About this task: Copy out, from the entries below, each line that holds the string "sysctrl".
+++ Material provided +++
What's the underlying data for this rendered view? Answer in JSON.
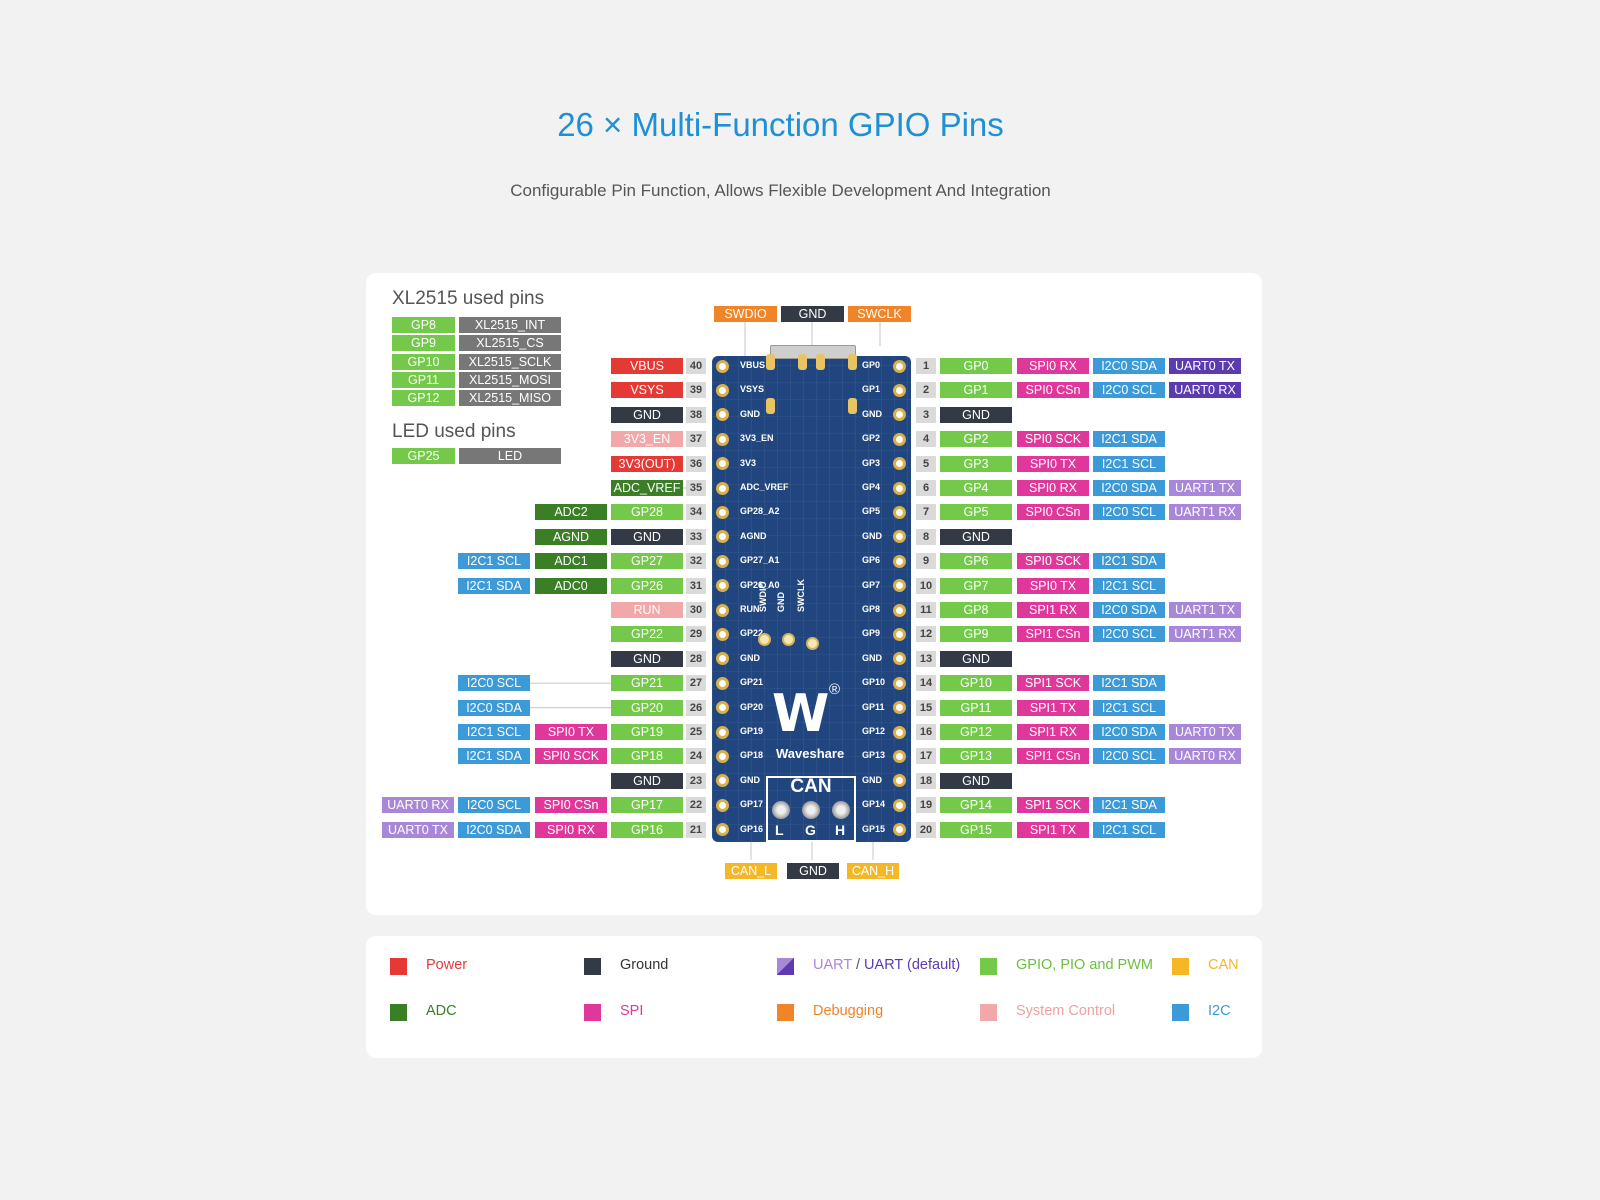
{
  "header": {
    "title": "26 × Multi-Function GPIO Pins",
    "subtitle": "Configurable Pin Function, Allows Flexible Development And Integration"
  },
  "colors": {
    "power": "#e53935",
    "ground": "#333a45",
    "uart": "#a987d8",
    "uart_default": "#5c3ab0",
    "gpio": "#74c94a",
    "can": "#f6b726",
    "adc": "#3a7e25",
    "spi": "#e0389a",
    "debug": "#ef8428",
    "sysctrl": "#f2a8a8",
    "i2c": "#3d9ad8",
    "used": "#777777"
  },
  "xl2515": {
    "heading": "XL2515 used pins",
    "rows": [
      {
        "gp": "GP8",
        "fn": "XL2515_INT"
      },
      {
        "gp": "GP9",
        "fn": "XL2515_CS"
      },
      {
        "gp": "GP10",
        "fn": "XL2515_SCLK"
      },
      {
        "gp": "GP11",
        "fn": "XL2515_MOSI"
      },
      {
        "gp": "GP12",
        "fn": "XL2515_MISO"
      }
    ]
  },
  "led": {
    "heading": "LED used pins",
    "rows": [
      {
        "gp": "GP25",
        "fn": "LED"
      }
    ]
  },
  "top_header": [
    {
      "label": "SWDIO",
      "cat": "debug"
    },
    {
      "label": "GND",
      "cat": "ground"
    },
    {
      "label": "SWCLK",
      "cat": "debug"
    }
  ],
  "bottom_header": [
    {
      "label": "CAN_L",
      "cat": "can"
    },
    {
      "label": "GND",
      "cat": "ground"
    },
    {
      "label": "CAN_H",
      "cat": "can"
    }
  ],
  "left_pins": [
    {
      "num": "40",
      "board": "VBUS",
      "tags": [
        {
          "t": "VBUS",
          "c": "power"
        }
      ]
    },
    {
      "num": "39",
      "board": "VSYS",
      "tags": [
        {
          "t": "VSYS",
          "c": "power"
        }
      ]
    },
    {
      "num": "38",
      "board": "GND",
      "tags": [
        {
          "t": "GND",
          "c": "ground"
        }
      ]
    },
    {
      "num": "37",
      "board": "3V3_EN",
      "tags": [
        {
          "t": "3V3_EN",
          "c": "sysctrl"
        }
      ]
    },
    {
      "num": "36",
      "board": "3V3",
      "tags": [
        {
          "t": "3V3(OUT)",
          "c": "power"
        }
      ]
    },
    {
      "num": "35",
      "board": "ADC_VREF",
      "tags": [
        {
          "t": "ADC_VREF",
          "c": "adc"
        }
      ]
    },
    {
      "num": "34",
      "board": "GP28_A2",
      "tags": [
        {
          "t": "GP28",
          "c": "gpio"
        },
        {
          "t": "ADC2",
          "c": "adc"
        }
      ]
    },
    {
      "num": "33",
      "board": "AGND",
      "tags": [
        {
          "t": "GND",
          "c": "ground"
        },
        {
          "t": "AGND",
          "c": "adc"
        }
      ]
    },
    {
      "num": "32",
      "board": "GP27_A1",
      "tags": [
        {
          "t": "GP27",
          "c": "gpio"
        },
        {
          "t": "ADC1",
          "c": "adc"
        },
        {
          "t": "I2C1 SCL",
          "c": "i2c"
        }
      ]
    },
    {
      "num": "31",
      "board": "GP26_A0",
      "tags": [
        {
          "t": "GP26",
          "c": "gpio"
        },
        {
          "t": "ADC0",
          "c": "adc"
        },
        {
          "t": "I2C1 SDA",
          "c": "i2c"
        }
      ]
    },
    {
      "num": "30",
      "board": "RUN",
      "tags": [
        {
          "t": "RUN",
          "c": "sysctrl"
        }
      ]
    },
    {
      "num": "29",
      "board": "GP22",
      "tags": [
        {
          "t": "GP22",
          "c": "gpio"
        }
      ]
    },
    {
      "num": "28",
      "board": "GND",
      "tags": [
        {
          "t": "GND",
          "c": "ground"
        }
      ]
    },
    {
      "num": "27",
      "board": "GP21",
      "tags": [
        {
          "t": "GP21",
          "c": "gpio"
        },
        {
          "t": "",
          "c": "none"
        },
        {
          "t": "I2C0 SCL",
          "c": "i2c"
        }
      ]
    },
    {
      "num": "26",
      "board": "GP20",
      "tags": [
        {
          "t": "GP20",
          "c": "gpio"
        },
        {
          "t": "",
          "c": "none"
        },
        {
          "t": "I2C0 SDA",
          "c": "i2c"
        }
      ]
    },
    {
      "num": "25",
      "board": "GP19",
      "tags": [
        {
          "t": "GP19",
          "c": "gpio"
        },
        {
          "t": "SPI0 TX",
          "c": "spi"
        },
        {
          "t": "I2C1 SCL",
          "c": "i2c"
        }
      ]
    },
    {
      "num": "24",
      "board": "GP18",
      "tags": [
        {
          "t": "GP18",
          "c": "gpio"
        },
        {
          "t": "SPI0 SCK",
          "c": "spi"
        },
        {
          "t": "I2C1 SDA",
          "c": "i2c"
        }
      ]
    },
    {
      "num": "23",
      "board": "GND",
      "tags": [
        {
          "t": "GND",
          "c": "ground"
        }
      ]
    },
    {
      "num": "22",
      "board": "GP17",
      "tags": [
        {
          "t": "GP17",
          "c": "gpio"
        },
        {
          "t": "SPI0 CSn",
          "c": "spi"
        },
        {
          "t": "I2C0 SCL",
          "c": "i2c"
        },
        {
          "t": "UART0 RX",
          "c": "uart"
        }
      ]
    },
    {
      "num": "21",
      "board": "GP16",
      "tags": [
        {
          "t": "GP16",
          "c": "gpio"
        },
        {
          "t": "SPI0 RX",
          "c": "spi"
        },
        {
          "t": "I2C0 SDA",
          "c": "i2c"
        },
        {
          "t": "UART0 TX",
          "c": "uart"
        }
      ]
    }
  ],
  "right_pins": [
    {
      "num": "1",
      "board": "GP0",
      "tags": [
        {
          "t": "GP0",
          "c": "gpio"
        },
        {
          "t": "SPI0 RX",
          "c": "spi"
        },
        {
          "t": "I2C0 SDA",
          "c": "i2c"
        },
        {
          "t": "UART0 TX",
          "c": "uart_default"
        }
      ]
    },
    {
      "num": "2",
      "board": "GP1",
      "tags": [
        {
          "t": "GP1",
          "c": "gpio"
        },
        {
          "t": "SPI0 CSn",
          "c": "spi"
        },
        {
          "t": "I2C0 SCL",
          "c": "i2c"
        },
        {
          "t": "UART0 RX",
          "c": "uart_default"
        }
      ]
    },
    {
      "num": "3",
      "board": "GND",
      "tags": [
        {
          "t": "GND",
          "c": "ground"
        }
      ]
    },
    {
      "num": "4",
      "board": "GP2",
      "tags": [
        {
          "t": "GP2",
          "c": "gpio"
        },
        {
          "t": "SPI0 SCK",
          "c": "spi"
        },
        {
          "t": "I2C1 SDA",
          "c": "i2c"
        }
      ]
    },
    {
      "num": "5",
      "board": "GP3",
      "tags": [
        {
          "t": "GP3",
          "c": "gpio"
        },
        {
          "t": "SPI0 TX",
          "c": "spi"
        },
        {
          "t": "I2C1 SCL",
          "c": "i2c"
        }
      ]
    },
    {
      "num": "6",
      "board": "GP4",
      "tags": [
        {
          "t": "GP4",
          "c": "gpio"
        },
        {
          "t": "SPI0 RX",
          "c": "spi"
        },
        {
          "t": "I2C0 SDA",
          "c": "i2c"
        },
        {
          "t": "UART1 TX",
          "c": "uart"
        }
      ]
    },
    {
      "num": "7",
      "board": "GP5",
      "tags": [
        {
          "t": "GP5",
          "c": "gpio"
        },
        {
          "t": "SPI0 CSn",
          "c": "spi"
        },
        {
          "t": "I2C0 SCL",
          "c": "i2c"
        },
        {
          "t": "UART1 RX",
          "c": "uart"
        }
      ]
    },
    {
      "num": "8",
      "board": "GND",
      "tags": [
        {
          "t": "GND",
          "c": "ground"
        }
      ]
    },
    {
      "num": "9",
      "board": "GP6",
      "tags": [
        {
          "t": "GP6",
          "c": "gpio"
        },
        {
          "t": "SPI0 SCK",
          "c": "spi"
        },
        {
          "t": "I2C1 SDA",
          "c": "i2c"
        }
      ]
    },
    {
      "num": "10",
      "board": "GP7",
      "tags": [
        {
          "t": "GP7",
          "c": "gpio"
        },
        {
          "t": "SPI0 TX",
          "c": "spi"
        },
        {
          "t": "I2C1 SCL",
          "c": "i2c"
        }
      ]
    },
    {
      "num": "11",
      "board": "GP8",
      "tags": [
        {
          "t": "GP8",
          "c": "gpio"
        },
        {
          "t": "SPI1 RX",
          "c": "spi"
        },
        {
          "t": "I2C0 SDA",
          "c": "i2c"
        },
        {
          "t": "UART1 TX",
          "c": "uart"
        }
      ]
    },
    {
      "num": "12",
      "board": "GP9",
      "tags": [
        {
          "t": "GP9",
          "c": "gpio"
        },
        {
          "t": "SPI1 CSn",
          "c": "spi"
        },
        {
          "t": "I2C0 SCL",
          "c": "i2c"
        },
        {
          "t": "UART1 RX",
          "c": "uart"
        }
      ]
    },
    {
      "num": "13",
      "board": "GND",
      "tags": [
        {
          "t": "GND",
          "c": "ground"
        }
      ]
    },
    {
      "num": "14",
      "board": "GP10",
      "tags": [
        {
          "t": "GP10",
          "c": "gpio"
        },
        {
          "t": "SPI1 SCK",
          "c": "spi"
        },
        {
          "t": "I2C1 SDA",
          "c": "i2c"
        }
      ]
    },
    {
      "num": "15",
      "board": "GP11",
      "tags": [
        {
          "t": "GP11",
          "c": "gpio"
        },
        {
          "t": "SPI1 TX",
          "c": "spi"
        },
        {
          "t": "I2C1 SCL",
          "c": "i2c"
        }
      ]
    },
    {
      "num": "16",
      "board": "GP12",
      "tags": [
        {
          "t": "GP12",
          "c": "gpio"
        },
        {
          "t": "SPI1 RX",
          "c": "spi"
        },
        {
          "t": "I2C0 SDA",
          "c": "i2c"
        },
        {
          "t": "UART0 TX",
          "c": "uart"
        }
      ]
    },
    {
      "num": "17",
      "board": "GP13",
      "tags": [
        {
          "t": "GP13",
          "c": "gpio"
        },
        {
          "t": "SPI1 CSn",
          "c": "spi"
        },
        {
          "t": "I2C0 SCL",
          "c": "i2c"
        },
        {
          "t": "UART0 RX",
          "c": "uart"
        }
      ]
    },
    {
      "num": "18",
      "board": "GND",
      "tags": [
        {
          "t": "GND",
          "c": "ground"
        }
      ]
    },
    {
      "num": "19",
      "board": "GP14",
      "tags": [
        {
          "t": "GP14",
          "c": "gpio"
        },
        {
          "t": "SPI1 SCK",
          "c": "spi"
        },
        {
          "t": "I2C1 SDA",
          "c": "i2c"
        }
      ]
    },
    {
      "num": "20",
      "board": "GP15",
      "tags": [
        {
          "t": "GP15",
          "c": "gpio"
        },
        {
          "t": "SPI1 TX",
          "c": "spi"
        },
        {
          "t": "I2C1 SCL",
          "c": "i2c"
        }
      ]
    }
  ],
  "board": {
    "brand": "Waveshare",
    "logo": "W",
    "registered": "®",
    "can_label": "CAN",
    "can_pins": [
      "L",
      "G",
      "H"
    ],
    "debug_labels": [
      "SWDIO",
      "GND",
      "SWCLK"
    ]
  },
  "legend": [
    {
      "label": "Power",
      "cat": "power"
    },
    {
      "label": "Ground",
      "cat": "ground"
    },
    {
      "label": "UART",
      "label2": "UART (default)",
      "cat": "uart"
    },
    {
      "label": "GPIO, PIO and PWM",
      "cat": "gpio"
    },
    {
      "label": "CAN",
      "cat": "can"
    },
    {
      "label": "ADC",
      "cat": "adc"
    },
    {
      "label": "SPI",
      "cat": "spi"
    },
    {
      "label": "Debugging",
      "cat": "debug"
    },
    {
      "label": "System Control",
      "cat": "sysctrl"
    },
    {
      "label": "I2C",
      "cat": "i2c"
    }
  ]
}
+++
Response area:
    "sysctrl": "#f2a8a8",
          "c": "sysctrl"
          "c": "sysctrl"
      "cat": "sysctrl"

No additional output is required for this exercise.